### Instructions to follow
Tally the lines of the data that include the word "democrazia" and state the total, nothing else.

[App and web page records]
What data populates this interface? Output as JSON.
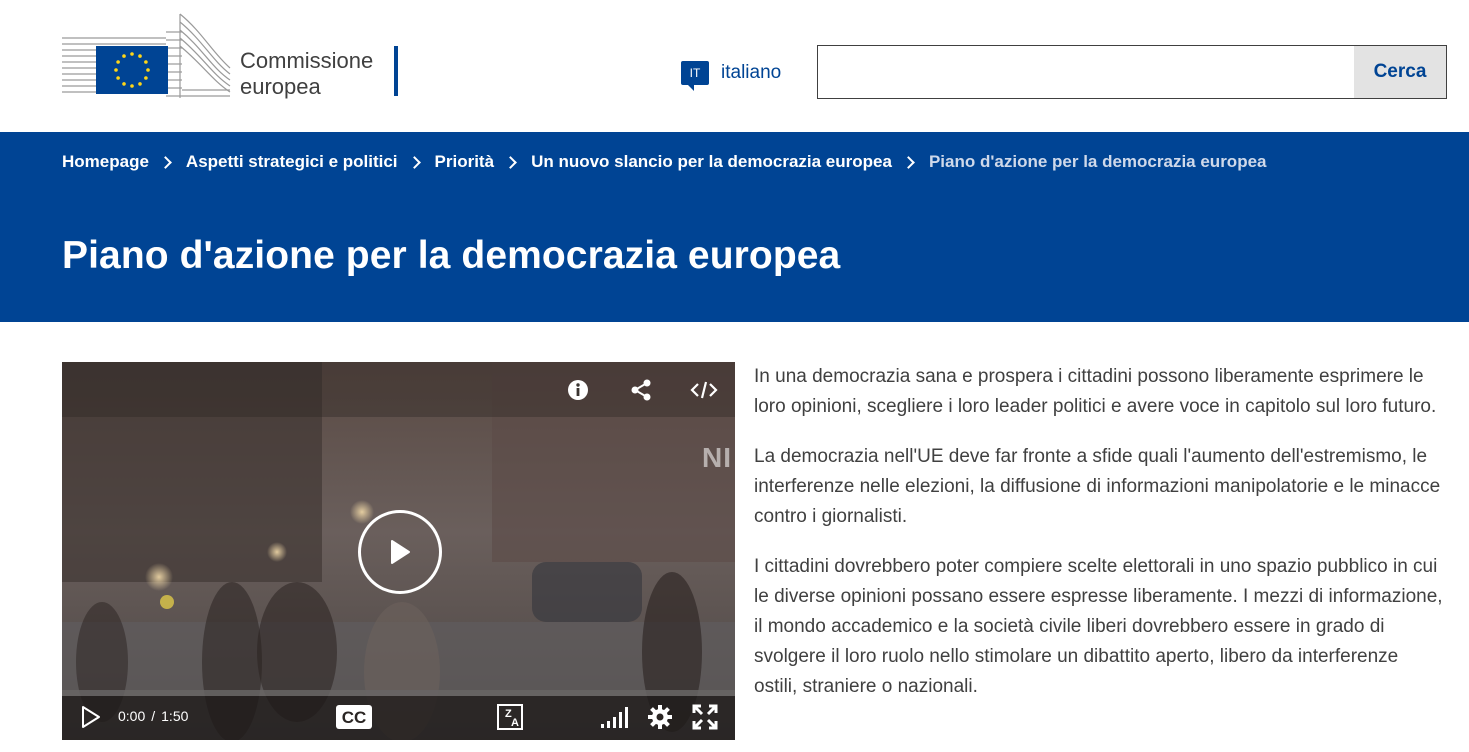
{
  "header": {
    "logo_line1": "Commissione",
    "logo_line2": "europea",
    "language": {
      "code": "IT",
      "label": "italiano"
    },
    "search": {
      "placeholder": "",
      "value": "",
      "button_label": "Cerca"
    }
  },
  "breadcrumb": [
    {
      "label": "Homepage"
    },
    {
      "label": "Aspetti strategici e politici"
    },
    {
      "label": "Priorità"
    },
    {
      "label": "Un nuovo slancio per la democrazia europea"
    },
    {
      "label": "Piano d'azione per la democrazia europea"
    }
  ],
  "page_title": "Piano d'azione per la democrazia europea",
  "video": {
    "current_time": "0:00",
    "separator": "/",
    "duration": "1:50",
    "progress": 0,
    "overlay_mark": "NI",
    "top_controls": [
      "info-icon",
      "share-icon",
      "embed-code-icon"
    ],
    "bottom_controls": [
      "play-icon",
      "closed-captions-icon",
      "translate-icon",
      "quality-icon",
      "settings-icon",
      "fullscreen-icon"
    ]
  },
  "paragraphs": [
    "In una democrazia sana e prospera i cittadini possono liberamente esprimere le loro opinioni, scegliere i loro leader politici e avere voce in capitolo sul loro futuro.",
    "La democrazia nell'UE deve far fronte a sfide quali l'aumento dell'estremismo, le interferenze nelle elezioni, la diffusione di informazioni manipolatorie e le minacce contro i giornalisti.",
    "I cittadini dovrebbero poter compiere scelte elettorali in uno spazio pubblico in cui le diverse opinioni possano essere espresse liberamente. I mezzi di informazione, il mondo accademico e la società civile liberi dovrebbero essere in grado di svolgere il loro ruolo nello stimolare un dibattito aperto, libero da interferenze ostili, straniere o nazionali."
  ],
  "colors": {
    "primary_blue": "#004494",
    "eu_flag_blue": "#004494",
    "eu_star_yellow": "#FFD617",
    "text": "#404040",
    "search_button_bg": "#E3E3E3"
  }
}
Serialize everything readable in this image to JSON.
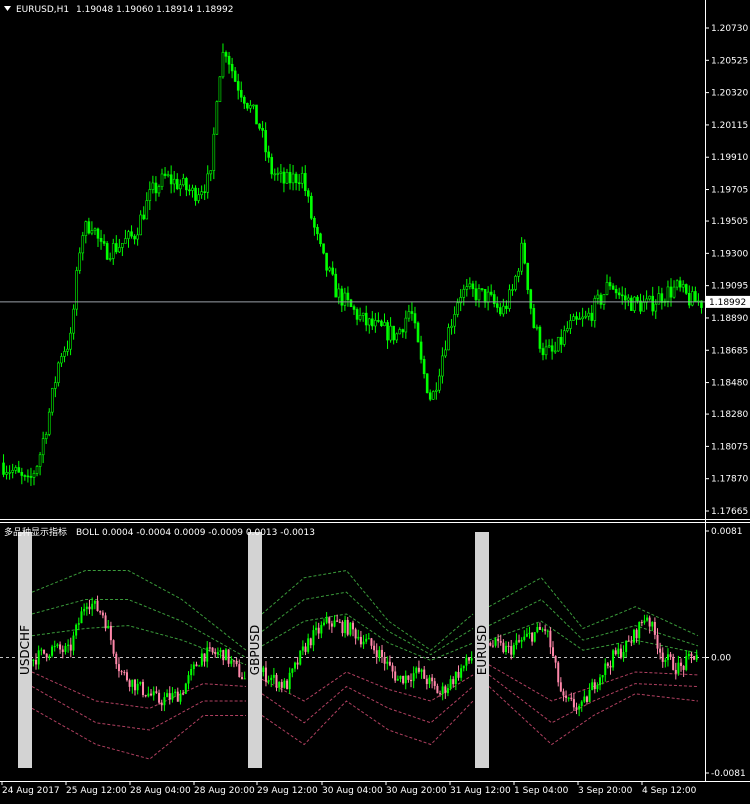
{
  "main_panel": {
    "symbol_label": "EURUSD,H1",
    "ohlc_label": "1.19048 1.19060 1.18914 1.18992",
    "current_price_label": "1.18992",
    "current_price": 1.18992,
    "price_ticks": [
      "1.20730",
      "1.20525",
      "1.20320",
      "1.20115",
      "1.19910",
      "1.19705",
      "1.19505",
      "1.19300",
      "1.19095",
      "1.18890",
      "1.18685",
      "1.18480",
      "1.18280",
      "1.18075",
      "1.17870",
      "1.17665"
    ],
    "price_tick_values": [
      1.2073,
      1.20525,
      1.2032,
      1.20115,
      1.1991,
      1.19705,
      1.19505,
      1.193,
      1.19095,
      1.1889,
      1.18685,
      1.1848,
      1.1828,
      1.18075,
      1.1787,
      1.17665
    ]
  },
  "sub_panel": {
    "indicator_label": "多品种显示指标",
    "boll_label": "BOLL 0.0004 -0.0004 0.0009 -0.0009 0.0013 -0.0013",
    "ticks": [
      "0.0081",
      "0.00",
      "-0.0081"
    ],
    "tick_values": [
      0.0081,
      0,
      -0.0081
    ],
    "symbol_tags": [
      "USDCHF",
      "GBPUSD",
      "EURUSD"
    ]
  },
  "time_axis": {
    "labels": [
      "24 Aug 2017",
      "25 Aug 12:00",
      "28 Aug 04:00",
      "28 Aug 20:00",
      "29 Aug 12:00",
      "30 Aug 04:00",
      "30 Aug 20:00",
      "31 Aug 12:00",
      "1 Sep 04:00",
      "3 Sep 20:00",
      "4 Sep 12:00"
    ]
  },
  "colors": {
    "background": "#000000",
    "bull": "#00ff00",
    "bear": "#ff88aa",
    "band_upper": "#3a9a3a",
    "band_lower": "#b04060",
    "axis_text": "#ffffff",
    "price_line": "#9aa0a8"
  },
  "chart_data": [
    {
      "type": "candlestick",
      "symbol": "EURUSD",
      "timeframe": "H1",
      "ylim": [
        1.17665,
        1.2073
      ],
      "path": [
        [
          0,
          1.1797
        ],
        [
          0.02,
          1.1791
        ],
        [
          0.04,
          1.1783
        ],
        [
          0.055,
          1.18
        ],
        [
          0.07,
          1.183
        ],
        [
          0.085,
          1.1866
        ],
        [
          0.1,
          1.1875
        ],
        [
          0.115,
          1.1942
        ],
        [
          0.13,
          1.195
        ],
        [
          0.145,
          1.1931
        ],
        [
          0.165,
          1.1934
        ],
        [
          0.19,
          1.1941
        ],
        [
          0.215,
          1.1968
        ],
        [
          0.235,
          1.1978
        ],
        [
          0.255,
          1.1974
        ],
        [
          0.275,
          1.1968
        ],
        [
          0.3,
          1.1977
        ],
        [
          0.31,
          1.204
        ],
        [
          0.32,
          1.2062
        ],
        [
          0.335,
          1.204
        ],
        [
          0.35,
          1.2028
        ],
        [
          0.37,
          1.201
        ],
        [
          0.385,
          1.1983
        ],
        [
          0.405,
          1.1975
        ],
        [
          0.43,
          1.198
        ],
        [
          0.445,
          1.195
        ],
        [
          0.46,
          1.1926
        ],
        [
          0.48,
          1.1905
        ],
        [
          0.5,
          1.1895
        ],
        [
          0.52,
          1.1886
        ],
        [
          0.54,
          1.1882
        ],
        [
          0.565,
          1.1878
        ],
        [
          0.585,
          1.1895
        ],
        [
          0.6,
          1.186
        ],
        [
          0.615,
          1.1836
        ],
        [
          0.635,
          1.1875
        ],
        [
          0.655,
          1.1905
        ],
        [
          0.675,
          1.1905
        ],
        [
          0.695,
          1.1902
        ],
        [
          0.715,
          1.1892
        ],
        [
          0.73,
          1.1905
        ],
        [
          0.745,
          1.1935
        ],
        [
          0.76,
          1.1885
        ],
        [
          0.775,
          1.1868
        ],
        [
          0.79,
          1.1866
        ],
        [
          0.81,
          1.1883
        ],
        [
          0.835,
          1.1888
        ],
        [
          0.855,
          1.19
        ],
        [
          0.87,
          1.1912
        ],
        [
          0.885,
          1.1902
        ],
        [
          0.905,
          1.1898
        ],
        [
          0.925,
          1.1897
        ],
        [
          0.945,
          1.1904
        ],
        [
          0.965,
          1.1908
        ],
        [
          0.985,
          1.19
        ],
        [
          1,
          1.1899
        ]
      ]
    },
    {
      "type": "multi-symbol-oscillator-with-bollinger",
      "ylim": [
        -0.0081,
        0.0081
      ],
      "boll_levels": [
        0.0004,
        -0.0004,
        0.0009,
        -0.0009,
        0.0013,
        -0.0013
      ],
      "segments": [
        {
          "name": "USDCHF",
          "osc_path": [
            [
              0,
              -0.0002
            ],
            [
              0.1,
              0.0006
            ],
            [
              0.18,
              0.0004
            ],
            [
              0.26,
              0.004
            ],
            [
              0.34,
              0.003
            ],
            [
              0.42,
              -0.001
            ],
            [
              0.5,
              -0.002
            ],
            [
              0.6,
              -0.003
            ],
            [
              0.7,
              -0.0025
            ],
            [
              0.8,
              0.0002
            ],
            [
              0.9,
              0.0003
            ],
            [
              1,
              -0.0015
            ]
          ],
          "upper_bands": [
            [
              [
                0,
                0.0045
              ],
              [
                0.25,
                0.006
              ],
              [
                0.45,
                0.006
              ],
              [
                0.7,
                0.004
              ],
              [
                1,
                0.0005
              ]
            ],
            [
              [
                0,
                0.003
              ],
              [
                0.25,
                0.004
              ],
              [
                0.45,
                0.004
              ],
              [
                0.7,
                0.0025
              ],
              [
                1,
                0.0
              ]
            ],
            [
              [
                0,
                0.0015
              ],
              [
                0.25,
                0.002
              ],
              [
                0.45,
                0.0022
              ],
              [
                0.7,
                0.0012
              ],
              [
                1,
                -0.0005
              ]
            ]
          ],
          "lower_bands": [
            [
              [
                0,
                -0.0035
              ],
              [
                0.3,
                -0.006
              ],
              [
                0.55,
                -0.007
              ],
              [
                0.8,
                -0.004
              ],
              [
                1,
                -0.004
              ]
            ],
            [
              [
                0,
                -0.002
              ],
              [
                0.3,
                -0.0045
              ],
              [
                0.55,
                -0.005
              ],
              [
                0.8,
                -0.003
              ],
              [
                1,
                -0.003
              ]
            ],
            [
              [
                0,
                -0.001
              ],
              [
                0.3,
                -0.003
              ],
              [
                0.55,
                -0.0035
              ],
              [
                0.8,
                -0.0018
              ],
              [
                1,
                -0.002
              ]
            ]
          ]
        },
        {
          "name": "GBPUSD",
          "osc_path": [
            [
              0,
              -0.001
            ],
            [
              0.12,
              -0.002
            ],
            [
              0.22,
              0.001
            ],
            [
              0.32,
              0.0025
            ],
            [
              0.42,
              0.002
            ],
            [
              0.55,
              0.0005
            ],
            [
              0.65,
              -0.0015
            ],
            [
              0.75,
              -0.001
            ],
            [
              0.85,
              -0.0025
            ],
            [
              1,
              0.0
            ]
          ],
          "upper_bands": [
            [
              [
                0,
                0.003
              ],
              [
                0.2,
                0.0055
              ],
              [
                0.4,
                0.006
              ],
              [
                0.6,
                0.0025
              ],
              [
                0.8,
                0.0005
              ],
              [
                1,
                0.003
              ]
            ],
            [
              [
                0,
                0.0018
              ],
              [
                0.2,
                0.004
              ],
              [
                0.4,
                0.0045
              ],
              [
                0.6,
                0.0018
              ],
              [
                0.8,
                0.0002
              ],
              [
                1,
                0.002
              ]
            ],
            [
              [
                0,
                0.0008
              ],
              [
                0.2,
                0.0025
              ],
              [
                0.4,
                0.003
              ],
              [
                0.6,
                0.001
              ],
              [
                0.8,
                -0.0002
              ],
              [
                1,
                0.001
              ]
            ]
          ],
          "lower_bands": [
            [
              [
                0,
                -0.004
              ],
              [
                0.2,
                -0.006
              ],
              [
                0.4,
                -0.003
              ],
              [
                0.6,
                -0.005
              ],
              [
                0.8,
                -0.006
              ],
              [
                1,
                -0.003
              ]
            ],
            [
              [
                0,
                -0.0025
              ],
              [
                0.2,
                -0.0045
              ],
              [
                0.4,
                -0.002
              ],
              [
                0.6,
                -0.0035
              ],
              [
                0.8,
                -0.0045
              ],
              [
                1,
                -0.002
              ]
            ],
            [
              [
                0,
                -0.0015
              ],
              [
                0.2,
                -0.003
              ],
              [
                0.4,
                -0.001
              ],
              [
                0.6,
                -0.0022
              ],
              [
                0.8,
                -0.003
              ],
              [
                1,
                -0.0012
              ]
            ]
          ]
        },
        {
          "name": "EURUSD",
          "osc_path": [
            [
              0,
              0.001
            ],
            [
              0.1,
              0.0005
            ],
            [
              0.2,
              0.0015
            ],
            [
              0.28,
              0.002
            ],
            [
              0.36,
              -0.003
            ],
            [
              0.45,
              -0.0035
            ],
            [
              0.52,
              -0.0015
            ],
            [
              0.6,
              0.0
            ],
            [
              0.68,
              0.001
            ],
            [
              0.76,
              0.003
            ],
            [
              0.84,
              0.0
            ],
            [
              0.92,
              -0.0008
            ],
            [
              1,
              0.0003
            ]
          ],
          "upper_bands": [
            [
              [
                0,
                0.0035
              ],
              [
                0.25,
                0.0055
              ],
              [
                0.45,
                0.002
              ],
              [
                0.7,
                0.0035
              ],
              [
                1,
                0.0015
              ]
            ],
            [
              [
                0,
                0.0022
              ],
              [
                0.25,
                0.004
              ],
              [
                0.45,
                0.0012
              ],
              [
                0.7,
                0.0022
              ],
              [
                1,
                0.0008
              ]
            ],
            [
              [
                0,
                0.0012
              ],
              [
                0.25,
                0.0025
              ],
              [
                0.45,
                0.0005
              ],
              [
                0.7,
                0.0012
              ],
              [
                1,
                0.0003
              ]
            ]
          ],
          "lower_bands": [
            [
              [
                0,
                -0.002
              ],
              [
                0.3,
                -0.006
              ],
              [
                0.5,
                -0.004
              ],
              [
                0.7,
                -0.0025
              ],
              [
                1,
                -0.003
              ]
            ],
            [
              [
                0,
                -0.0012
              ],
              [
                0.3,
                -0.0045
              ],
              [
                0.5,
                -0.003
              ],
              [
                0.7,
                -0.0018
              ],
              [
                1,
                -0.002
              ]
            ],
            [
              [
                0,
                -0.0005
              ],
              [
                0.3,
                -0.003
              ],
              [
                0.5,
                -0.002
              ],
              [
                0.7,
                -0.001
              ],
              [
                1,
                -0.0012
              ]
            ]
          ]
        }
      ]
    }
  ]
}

### Solution to this exercise
5